(Beginning of Data under study)

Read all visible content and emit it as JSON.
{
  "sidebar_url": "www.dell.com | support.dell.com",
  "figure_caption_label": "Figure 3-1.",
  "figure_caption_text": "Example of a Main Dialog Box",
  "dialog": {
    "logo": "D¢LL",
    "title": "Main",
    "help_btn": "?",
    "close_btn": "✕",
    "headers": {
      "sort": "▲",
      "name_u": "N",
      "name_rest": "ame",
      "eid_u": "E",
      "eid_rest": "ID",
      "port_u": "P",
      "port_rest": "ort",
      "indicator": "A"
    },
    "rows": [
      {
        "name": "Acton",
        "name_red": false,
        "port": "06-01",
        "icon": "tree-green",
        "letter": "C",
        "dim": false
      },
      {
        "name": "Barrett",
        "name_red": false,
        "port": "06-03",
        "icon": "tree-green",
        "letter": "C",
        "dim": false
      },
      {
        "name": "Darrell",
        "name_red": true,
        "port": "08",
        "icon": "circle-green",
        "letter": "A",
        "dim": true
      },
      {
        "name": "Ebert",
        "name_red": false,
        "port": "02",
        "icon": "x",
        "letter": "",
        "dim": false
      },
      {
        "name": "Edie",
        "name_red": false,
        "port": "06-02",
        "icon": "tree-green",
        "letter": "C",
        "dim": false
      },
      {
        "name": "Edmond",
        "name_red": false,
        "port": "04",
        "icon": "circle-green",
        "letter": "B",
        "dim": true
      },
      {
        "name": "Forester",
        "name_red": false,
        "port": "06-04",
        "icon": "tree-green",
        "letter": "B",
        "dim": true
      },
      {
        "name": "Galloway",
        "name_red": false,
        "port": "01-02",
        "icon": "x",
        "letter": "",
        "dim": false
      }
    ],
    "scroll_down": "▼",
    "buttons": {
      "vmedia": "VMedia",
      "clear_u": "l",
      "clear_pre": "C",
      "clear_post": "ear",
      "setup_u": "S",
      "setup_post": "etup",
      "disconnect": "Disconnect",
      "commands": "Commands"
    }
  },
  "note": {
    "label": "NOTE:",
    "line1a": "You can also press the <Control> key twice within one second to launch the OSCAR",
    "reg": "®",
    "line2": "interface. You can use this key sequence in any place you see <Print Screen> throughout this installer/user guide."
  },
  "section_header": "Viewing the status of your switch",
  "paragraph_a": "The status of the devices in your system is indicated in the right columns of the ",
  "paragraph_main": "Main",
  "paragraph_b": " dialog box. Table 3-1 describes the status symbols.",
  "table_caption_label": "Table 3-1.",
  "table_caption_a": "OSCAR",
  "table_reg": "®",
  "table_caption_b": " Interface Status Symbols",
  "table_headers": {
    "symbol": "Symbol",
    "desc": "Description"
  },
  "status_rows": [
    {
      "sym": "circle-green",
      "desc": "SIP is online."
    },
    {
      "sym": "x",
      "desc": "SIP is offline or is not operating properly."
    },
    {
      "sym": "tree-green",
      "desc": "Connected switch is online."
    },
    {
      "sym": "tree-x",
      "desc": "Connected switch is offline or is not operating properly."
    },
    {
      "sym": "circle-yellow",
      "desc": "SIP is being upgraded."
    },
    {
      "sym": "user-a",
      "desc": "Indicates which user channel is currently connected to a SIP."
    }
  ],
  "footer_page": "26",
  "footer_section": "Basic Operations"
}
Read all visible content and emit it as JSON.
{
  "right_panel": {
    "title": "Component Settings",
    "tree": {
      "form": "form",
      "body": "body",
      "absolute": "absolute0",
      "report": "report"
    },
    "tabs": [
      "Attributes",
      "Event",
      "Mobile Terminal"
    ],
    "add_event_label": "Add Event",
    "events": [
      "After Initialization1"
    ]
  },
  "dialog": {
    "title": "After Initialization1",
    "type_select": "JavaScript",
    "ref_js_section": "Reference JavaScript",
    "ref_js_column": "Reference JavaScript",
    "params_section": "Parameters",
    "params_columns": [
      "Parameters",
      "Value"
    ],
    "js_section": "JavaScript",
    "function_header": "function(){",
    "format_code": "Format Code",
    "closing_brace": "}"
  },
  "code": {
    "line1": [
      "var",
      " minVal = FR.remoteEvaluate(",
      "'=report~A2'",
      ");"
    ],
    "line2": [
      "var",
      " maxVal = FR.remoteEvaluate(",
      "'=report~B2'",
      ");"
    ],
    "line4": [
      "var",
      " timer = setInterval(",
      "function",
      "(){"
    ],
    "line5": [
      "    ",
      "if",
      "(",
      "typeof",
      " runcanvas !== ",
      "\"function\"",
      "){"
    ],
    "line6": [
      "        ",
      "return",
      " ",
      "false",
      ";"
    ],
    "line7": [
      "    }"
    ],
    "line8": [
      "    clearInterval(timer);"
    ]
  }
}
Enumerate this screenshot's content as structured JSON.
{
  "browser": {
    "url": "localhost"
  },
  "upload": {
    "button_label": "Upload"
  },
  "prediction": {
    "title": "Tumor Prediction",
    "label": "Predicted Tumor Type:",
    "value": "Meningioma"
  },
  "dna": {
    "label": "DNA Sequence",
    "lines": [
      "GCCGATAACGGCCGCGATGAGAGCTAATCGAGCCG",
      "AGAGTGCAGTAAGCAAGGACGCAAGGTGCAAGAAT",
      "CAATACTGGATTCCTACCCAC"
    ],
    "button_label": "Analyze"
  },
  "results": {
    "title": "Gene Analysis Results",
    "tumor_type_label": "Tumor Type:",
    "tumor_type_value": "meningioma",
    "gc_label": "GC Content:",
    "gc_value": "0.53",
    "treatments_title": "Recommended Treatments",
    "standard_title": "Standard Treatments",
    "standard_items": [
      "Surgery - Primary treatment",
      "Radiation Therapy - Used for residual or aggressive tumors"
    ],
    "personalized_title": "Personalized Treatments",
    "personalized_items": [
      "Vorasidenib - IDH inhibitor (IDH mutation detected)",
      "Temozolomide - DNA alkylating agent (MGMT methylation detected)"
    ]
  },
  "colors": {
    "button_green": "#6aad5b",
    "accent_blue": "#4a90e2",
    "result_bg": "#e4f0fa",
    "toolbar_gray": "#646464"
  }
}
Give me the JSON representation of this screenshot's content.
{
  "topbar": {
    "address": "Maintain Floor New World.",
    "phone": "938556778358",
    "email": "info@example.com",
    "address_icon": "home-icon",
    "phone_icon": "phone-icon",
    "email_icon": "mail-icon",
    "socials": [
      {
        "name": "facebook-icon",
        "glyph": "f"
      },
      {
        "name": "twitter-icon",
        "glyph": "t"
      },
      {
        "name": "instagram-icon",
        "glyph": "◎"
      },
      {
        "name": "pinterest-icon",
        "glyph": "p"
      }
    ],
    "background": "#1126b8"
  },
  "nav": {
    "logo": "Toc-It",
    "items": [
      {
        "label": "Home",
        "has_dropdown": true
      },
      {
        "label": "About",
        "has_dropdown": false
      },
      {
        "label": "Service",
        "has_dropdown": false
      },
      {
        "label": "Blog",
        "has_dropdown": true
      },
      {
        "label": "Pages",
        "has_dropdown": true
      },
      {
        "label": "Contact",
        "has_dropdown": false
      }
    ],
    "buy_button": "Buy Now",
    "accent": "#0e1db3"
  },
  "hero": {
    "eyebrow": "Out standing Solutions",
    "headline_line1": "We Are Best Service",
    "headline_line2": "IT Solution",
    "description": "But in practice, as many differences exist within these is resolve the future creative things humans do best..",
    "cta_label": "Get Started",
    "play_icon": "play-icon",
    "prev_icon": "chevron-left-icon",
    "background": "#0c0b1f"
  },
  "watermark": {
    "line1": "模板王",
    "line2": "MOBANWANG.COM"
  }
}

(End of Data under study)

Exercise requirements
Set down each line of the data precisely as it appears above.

Answer for this exercise
Read all visible content and emit it as JSON.
{
  "sidebar_url": "www.dell.com | support.dell.com",
  "figure_caption_label": "Figure 3-1.",
  "figure_caption_text": "Example of a Main Dialog Box",
  "dialog": {
    "logo": "D¢LL",
    "title": "Main",
    "help_btn": "?",
    "close_btn": "✕",
    "headers": {
      "sort": "▲",
      "name_u": "N",
      "name_rest": "ame",
      "eid_u": "E",
      "eid_rest": "ID",
      "port_u": "P",
      "port_rest": "ort",
      "indicator": "A"
    },
    "rows": [
      {
        "name": "Acton",
        "name_red": false,
        "port": "06-01",
        "icon": "tree-green",
        "letter": "C",
        "dim": false
      },
      {
        "name": "Barrett",
        "name_red": false,
        "port": "06-03",
        "icon": "tree-green",
        "letter": "C",
        "dim": false
      },
      {
        "name": "Darrell",
        "name_red": true,
        "port": "08",
        "icon": "circle-green",
        "letter": "A",
        "dim": true
      },
      {
        "name": "Ebert",
        "name_red": false,
        "port": "02",
        "icon": "x",
        "letter": "",
        "dim": false
      },
      {
        "name": "Edie",
        "name_red": false,
        "port": "06-02",
        "icon": "tree-green",
        "letter": "C",
        "dim": false
      },
      {
        "name": "Edmond",
        "name_red": false,
        "port": "04",
        "icon": "circle-green",
        "letter": "B",
        "dim": true
      },
      {
        "name": "Forester",
        "name_red": false,
        "port": "06-04",
        "icon": "tree-green",
        "letter": "B",
        "dim": true
      },
      {
        "name": "Galloway",
        "name_red": false,
        "port": "01-02",
        "icon": "x",
        "letter": "",
        "dim": false
      }
    ],
    "scroll_down": "▼",
    "buttons": {
      "vmedia": "VMedia",
      "clear_u": "l",
      "clear_pre": "C",
      "clear_post": "ear",
      "setup_u": "S",
      "setup_post": "etup",
      "disconnect": "Disconnect",
      "commands": "Commands"
    }
  },
  "note": {
    "label": "NOTE:",
    "line1a": "You can also press the <Control> key twice within one second to launch the OSCAR",
    "reg": "®",
    "line2": "interface. You can use this key sequence in any place you see <Print Screen> throughout this installer/user guide."
  },
  "section_header": "Viewing the status of your switch",
  "paragraph_a": "The status of the devices in your system is indicated in the right columns of the ",
  "paragraph_main": "Main",
  "paragraph_b": " dialog box. Table 3-1 describes the status symbols.",
  "table_caption_label": "Table 3-1.",
  "table_caption_a": "OSCAR",
  "table_reg": "®",
  "table_caption_b": " Interface Status Symbols",
  "table_headers": {
    "symbol": "Symbol",
    "desc": "Description"
  },
  "status_rows": [
    {
      "sym": "circle-green",
      "desc": "SIP is online."
    },
    {
      "sym": "x",
      "desc": "SIP is offline or is not operating properly."
    },
    {
      "sym": "tree-green",
      "desc": "Connected switch is online."
    },
    {
      "sym": "tree-x",
      "desc": "Connected switch is offline or is not operating properly."
    },
    {
      "sym": "circle-yellow",
      "desc": "SIP is being upgraded."
    },
    {
      "sym": "user-a",
      "desc": "Indicates which user channel is currently connected to a SIP."
    }
  ],
  "footer_page": "26",
  "footer_section": "Basic Operations"
}
Read all visible content and emit it as JSON.
{
  "right_panel": {
    "title": "Component Settings",
    "tree": {
      "form": "form",
      "body": "body",
      "absolute": "absolute0",
      "report": "report"
    },
    "tabs": [
      "Attributes",
      "Event",
      "Mobile Terminal"
    ],
    "add_event_label": "Add Event",
    "events": [
      "After Initialization1"
    ]
  },
  "dialog": {
    "title": "After Initialization1",
    "type_select": "JavaScript",
    "ref_js_section": "Reference JavaScript",
    "ref_js_column": "Reference JavaScript",
    "params_section": "Parameters",
    "params_columns": [
      "Parameters",
      "Value"
    ],
    "js_section": "JavaScript",
    "function_header": "function(){",
    "format_code": "Format Code",
    "closing_brace": "}"
  },
  "code": {
    "line1": [
      "var",
      " minVal = FR.remoteEvaluate(",
      "'=report~A2'",
      ");"
    ],
    "line2": [
      "var",
      " maxVal = FR.remoteEvaluate(",
      "'=report~B2'",
      ");"
    ],
    "line4": [
      "var",
      " timer = setInterval(",
      "function",
      "(){"
    ],
    "line5": [
      "    ",
      "if",
      "(",
      "typeof",
      " runcanvas !== ",
      "\"function\"",
      "){"
    ],
    "line6": [
      "        ",
      "return",
      " ",
      "false",
      ";"
    ],
    "line7": [
      "    }"
    ],
    "line8": [
      "    clearInterval(timer);"
    ]
  }
}
Enumerate this screenshot's content as structured JSON.
{
  "browser": {
    "url": "localhost"
  },
  "upload": {
    "button_label": "Upload"
  },
  "prediction": {
    "title": "Tumor Prediction",
    "label": "Predicted Tumor Type:",
    "value": "Meningioma"
  },
  "dna": {
    "label": "DNA Sequence",
    "lines": [
      "GCCGATAACGGCCGCGATGAGAGCTAATCGAGCCG",
      "AGAGTGCAGTAAGCAAGGACGCAAGGTGCAAGAAT",
      "CAATACTGGATTCCTACCCAC"
    ],
    "button_label": "Analyze"
  },
  "results": {
    "title": "Gene Analysis Results",
    "tumor_type_label": "Tumor Type:",
    "tumor_type_value": "meningioma",
    "gc_label": "GC Content:",
    "gc_value": "0.53",
    "treatments_title": "Recommended Treatments",
    "standard_title": "Standard Treatments",
    "standard_items": [
      "Surgery - Primary treatment",
      "Radiation Therapy - Used for residual or aggressive tumors"
    ],
    "personalized_title": "Personalized Treatments",
    "personalized_items": [
      "Vorasidenib - IDH inhibitor (IDH mutation detected)",
      "Temozolomide - DNA alkylating agent (MGMT methylation detected)"
    ]
  },
  "colors": {
    "button_green": "#6aad5b",
    "accent_blue": "#4a90e2",
    "result_bg": "#e4f0fa",
    "toolbar_gray": "#646464"
  }
}
Give me the JSON representation of this screenshot's content.
{
  "topbar": {
    "address": "Maintain Floor New World.",
    "phone": "938556778358",
    "email": "info@example.com",
    "address_icon": "home-icon",
    "phone_icon": "phone-icon",
    "email_icon": "mail-icon",
    "socials": [
      {
        "name": "facebook-icon",
        "glyph": "f"
      },
      {
        "name": "twitter-icon",
        "glyph": "t"
      },
      {
        "name": "instagram-icon",
        "glyph": "◎"
      },
      {
        "name": "pinterest-icon",
        "glyph": "p"
      }
    ],
    "background": "#1126b8"
  },
  "nav": {
    "logo": "Toc-It",
    "items": [
      {
        "label": "Home",
        "has_dropdown": true
      },
      {
        "label": "About",
        "has_dropdown": false
      },
      {
        "label": "Service",
        "has_dropdown": false
      },
      {
        "label": "Blog",
        "has_dropdown": true
      },
      {
        "label": "Pages",
        "has_dropdown": true
      },
      {
        "label": "Contact",
        "has_dropdown": false
      }
    ],
    "buy_button": "Buy Now",
    "accent": "#0e1db3"
  },
  "hero": {
    "eyebrow": "Out standing Solutions",
    "headline_line1": "We Are Best Service",
    "headline_line2": "IT Solution",
    "description": "But in practice, as many differences exist within these is resolve the future creative things humans do best..",
    "cta_label": "Get Started",
    "play_icon": "play-icon",
    "prev_icon": "chevron-left-icon",
    "background": "#0c0b1f"
  },
  "watermark": {
    "line1": "模板王",
    "line2": "MOBANWANG.COM"
  }
}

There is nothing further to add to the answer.